It would be like saying, "hey, I think homosexualtiy is wrong but, heck, they're gonna do it anyway...may as well throw them a parade."

I did not cheer for that girl, I cried for her.

Tony Tanti said...

Trev, I don't know where you're coming from here, I really don't. If you thought the little girls dance at the end was seductive then you were watching something different than me. The girl had no idea what kind of dance she had been taught but only that she was doing what her grampa told her to do. The grampa can likely be held responsible for suggesting such a thing to a young girl and this would fit with his messed up view of just about everything.

The family jumped up to support their girl from getting booed off the stage, not to condone a little girl mocking a strip show. I think you completely missed the point on that one, and the whole movie for that matter.

I'm not sure who you mean when you say "culture" is throwing in the moralistic towel. Who is culture? There are about 100 opinions for every 100 people on where the moral line can be drawn and if you saw this moving movie about real people going through real life struggles as immoral then we do disagree strongly.

I don't think I have to agree with every choice a ficticious movie character makes to be moved and postively affected by the type of person they represent.

I stand by my judgement of this movie and looking back I still think it's one of the best I've seen for years.

Trev said...

I find I agree with most of what you said. You make some very interesting points about the movie. And perhaps, you've read into the story in a way that the creators have intended. However, to me, it feels like the story was cheapened by its presentation. I know you're not going to like this comment, but just hear me out.

I found all the characters along with the situations they were in to be exaggerated beyond belief. To me, it felt like a good, dramatic story dressed up in the guise of a slapstick comedy. When my friends and I walked out of theatre we all said the same thing: "It feels like this movie has an identity crisis"

All I'm saying here is look at how over-the-top every character was, all in the SAME family. This to me seems like the kind of slapstick setup you would see in a family comedy starring Ice cube, or Eddie Murphy. You know, the kind of movies where they don't actually expect you to care about the characters.

And perhaps, Toni, this is where you and I differ in our movie experiences. I have to relate to a character before I can care about them. Sure, this philosophy doesn't apply to myself in real-life situations, however, in real life, you get more than 90 minutes to get to know someone.

I just didn't care enough about these characters.

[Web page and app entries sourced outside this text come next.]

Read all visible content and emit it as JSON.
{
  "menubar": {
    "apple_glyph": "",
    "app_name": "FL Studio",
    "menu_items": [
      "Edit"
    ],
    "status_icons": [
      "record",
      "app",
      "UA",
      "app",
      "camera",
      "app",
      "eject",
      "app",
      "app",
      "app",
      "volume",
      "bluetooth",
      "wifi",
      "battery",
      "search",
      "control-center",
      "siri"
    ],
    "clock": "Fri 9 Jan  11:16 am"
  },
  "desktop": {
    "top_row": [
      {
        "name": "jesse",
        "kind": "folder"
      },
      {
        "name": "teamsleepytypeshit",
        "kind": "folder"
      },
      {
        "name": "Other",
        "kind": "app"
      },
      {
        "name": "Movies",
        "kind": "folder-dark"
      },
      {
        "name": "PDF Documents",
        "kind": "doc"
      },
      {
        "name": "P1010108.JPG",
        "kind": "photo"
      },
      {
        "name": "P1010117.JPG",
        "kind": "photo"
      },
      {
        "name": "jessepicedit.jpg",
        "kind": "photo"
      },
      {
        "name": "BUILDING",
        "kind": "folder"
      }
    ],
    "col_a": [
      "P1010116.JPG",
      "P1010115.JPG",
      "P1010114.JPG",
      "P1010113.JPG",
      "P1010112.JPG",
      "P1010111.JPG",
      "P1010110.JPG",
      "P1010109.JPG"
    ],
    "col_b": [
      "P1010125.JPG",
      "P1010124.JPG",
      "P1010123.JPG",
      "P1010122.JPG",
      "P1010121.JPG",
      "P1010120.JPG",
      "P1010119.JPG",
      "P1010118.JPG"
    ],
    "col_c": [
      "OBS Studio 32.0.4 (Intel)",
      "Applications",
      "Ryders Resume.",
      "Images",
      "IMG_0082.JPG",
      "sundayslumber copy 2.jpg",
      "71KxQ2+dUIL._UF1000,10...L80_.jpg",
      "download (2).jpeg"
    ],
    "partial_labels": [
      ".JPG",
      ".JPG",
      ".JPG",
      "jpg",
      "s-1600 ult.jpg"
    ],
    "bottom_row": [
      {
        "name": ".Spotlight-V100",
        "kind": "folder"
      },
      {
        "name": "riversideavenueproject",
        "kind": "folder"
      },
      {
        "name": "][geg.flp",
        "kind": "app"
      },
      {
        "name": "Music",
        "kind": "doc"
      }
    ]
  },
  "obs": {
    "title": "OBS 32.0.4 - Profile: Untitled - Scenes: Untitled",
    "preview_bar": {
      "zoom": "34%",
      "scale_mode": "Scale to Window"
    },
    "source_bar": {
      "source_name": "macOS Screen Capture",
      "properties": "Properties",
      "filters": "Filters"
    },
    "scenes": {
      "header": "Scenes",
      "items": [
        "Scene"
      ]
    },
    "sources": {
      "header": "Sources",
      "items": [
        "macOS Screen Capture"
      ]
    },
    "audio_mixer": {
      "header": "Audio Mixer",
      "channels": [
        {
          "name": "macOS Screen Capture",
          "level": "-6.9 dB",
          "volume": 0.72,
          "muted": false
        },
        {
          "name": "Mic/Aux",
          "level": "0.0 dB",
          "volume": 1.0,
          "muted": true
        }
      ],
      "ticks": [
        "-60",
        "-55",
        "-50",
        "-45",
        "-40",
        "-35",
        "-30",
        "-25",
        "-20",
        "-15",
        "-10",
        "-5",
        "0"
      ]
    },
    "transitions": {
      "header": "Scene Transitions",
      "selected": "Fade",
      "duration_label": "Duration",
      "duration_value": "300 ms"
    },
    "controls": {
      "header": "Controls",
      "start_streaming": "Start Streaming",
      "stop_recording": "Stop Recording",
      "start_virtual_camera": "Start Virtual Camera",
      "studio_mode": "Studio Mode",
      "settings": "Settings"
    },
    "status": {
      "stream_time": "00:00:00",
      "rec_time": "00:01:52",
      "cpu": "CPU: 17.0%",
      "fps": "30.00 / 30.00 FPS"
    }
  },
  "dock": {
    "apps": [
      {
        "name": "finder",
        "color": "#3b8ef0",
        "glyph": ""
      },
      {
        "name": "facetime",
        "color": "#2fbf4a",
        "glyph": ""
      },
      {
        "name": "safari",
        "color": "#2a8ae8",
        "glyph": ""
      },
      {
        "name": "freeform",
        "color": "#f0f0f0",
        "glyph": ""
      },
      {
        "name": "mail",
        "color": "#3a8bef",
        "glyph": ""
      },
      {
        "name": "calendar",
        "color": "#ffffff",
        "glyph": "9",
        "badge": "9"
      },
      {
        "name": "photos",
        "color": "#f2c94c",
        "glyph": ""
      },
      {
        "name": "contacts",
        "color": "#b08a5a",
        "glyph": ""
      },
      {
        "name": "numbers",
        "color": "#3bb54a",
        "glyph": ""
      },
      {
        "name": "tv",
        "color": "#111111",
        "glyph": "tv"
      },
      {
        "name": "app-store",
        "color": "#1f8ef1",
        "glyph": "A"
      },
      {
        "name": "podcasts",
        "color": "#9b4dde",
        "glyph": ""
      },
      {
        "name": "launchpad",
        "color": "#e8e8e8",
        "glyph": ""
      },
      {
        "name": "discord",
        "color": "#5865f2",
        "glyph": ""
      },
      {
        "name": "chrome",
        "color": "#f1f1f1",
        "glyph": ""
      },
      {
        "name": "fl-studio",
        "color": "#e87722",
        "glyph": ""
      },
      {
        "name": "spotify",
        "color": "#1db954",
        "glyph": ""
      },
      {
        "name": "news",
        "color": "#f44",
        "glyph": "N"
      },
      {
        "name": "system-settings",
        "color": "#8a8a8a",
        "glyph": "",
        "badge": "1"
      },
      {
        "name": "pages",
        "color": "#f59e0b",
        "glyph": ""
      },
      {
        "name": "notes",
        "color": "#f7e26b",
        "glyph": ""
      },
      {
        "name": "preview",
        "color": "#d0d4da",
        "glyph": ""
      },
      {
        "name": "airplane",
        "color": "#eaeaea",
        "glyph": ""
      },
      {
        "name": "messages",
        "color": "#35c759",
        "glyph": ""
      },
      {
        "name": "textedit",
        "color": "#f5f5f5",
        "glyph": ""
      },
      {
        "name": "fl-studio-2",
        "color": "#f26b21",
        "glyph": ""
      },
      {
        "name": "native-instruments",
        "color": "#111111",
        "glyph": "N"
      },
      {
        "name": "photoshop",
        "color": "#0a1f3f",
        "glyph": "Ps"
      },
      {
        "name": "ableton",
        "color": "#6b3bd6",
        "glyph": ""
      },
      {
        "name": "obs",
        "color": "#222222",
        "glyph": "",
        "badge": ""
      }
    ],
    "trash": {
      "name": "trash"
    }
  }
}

The only one I cared about was the one seemingly normal person in the family: the girl, which is why it was so hard for me to watch that final sequence. The dance WAS seductive in nature, whether or not she was aware of that.